A Lostock Hall woman with fibromyalgia and arthralgia is hosting new mindfulness classes to help people manage chronic pain and an array of long-term illnesses.
Linda Duckworth (64) will hold the sessions on Tuesdays from 7 - 8pm and Wednesdays from 1 - 2pm at Lostock Hall Medical Centre. She will also continue to run her class on Wednesdays from 10 - 11am.
The retired childcare and health and social care teacher, who worked at Lancashire College, began practicing mindfulness as a way to cope with crippling pain caused by arthralgia and fibromyalgia syndrome (FMS). Arthralgia is an illness causing stiffness in the joints while FMS is a long-term condition that causes pain all over the body.
Commenting on the impact of her conditions, Linda said: "I had to give up my job and take early retirement because I could hardly get out of bed. The pain just overtook my life and I couldn't see an end to it. I really thought I'd end up in a wheelchair one day.
"Life ends up passing you by and it can lead to anxiety and depression. It's a vicious circle."
Linda has suffered from FMS for more than 30 years. She then developed arthralgia after losing the cartilage in her knees and damaged her lower back while working as a childcare teacher.
She was in so much agony that she had to have an operation on her back and both knees replaced. She was also forced to leave her career behind as driving all over Lancashire for her work made the pain in her neck and back more unbearable.
Linda then attended a pain clinic where she completed a three-week pain management course at Hope Hospital in Liverpool. The course transformed her outlook on life and inspired her to undertake online teacher training in mindfulness, followed by further studies in the field at a Birmingham college.
The teacher, who aspires to help others in similar situations, added: "Mindfulness helps you to relax and accept the pain. It doesn't take it away but it helps you to cope with it. I know my limitations but now I live in the moment and assess what works for me. You get good days and bad days but you learn to take your time."
The practice has allowed Linda to reclaim her old identity and fuelled her passion for helping others.
"I've now got a job in a college and I'm working in the local community so I've got my life back. I'm enthusiastic about life again and feel like I'm doing some good. I like helping people and find it satisfying. You see the difference in those who try it. You see them relaxing," she said.

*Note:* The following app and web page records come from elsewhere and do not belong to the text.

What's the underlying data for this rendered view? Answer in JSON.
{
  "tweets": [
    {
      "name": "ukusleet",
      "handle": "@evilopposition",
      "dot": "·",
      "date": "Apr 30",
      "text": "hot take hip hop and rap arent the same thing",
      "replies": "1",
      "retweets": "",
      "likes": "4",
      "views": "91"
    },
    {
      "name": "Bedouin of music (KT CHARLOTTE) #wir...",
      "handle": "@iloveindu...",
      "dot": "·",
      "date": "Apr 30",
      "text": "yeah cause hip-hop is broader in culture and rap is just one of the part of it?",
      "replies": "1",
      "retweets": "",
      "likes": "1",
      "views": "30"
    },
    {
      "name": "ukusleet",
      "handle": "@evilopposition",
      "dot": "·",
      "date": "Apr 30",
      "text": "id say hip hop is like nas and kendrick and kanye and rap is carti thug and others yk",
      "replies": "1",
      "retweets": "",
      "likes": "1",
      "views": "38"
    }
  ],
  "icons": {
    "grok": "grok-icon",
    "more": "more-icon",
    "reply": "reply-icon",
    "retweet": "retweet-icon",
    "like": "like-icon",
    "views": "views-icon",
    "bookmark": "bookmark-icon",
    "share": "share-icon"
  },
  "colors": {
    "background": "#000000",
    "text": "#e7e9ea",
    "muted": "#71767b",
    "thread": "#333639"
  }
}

Mindfulness can help people with a variety of health difficulties, including stress, anxiety and the menopause, according to Linda, who also offers home visits.
"It's for lots of people really. The possibilities are endless. And you get to meet like-minded people who support each other - it's like a community," she added.
"I encourage people to use it in everyday life and teach them to be present and live moment by moment. It gives you a bit of time to yourself and you can never get those moments back."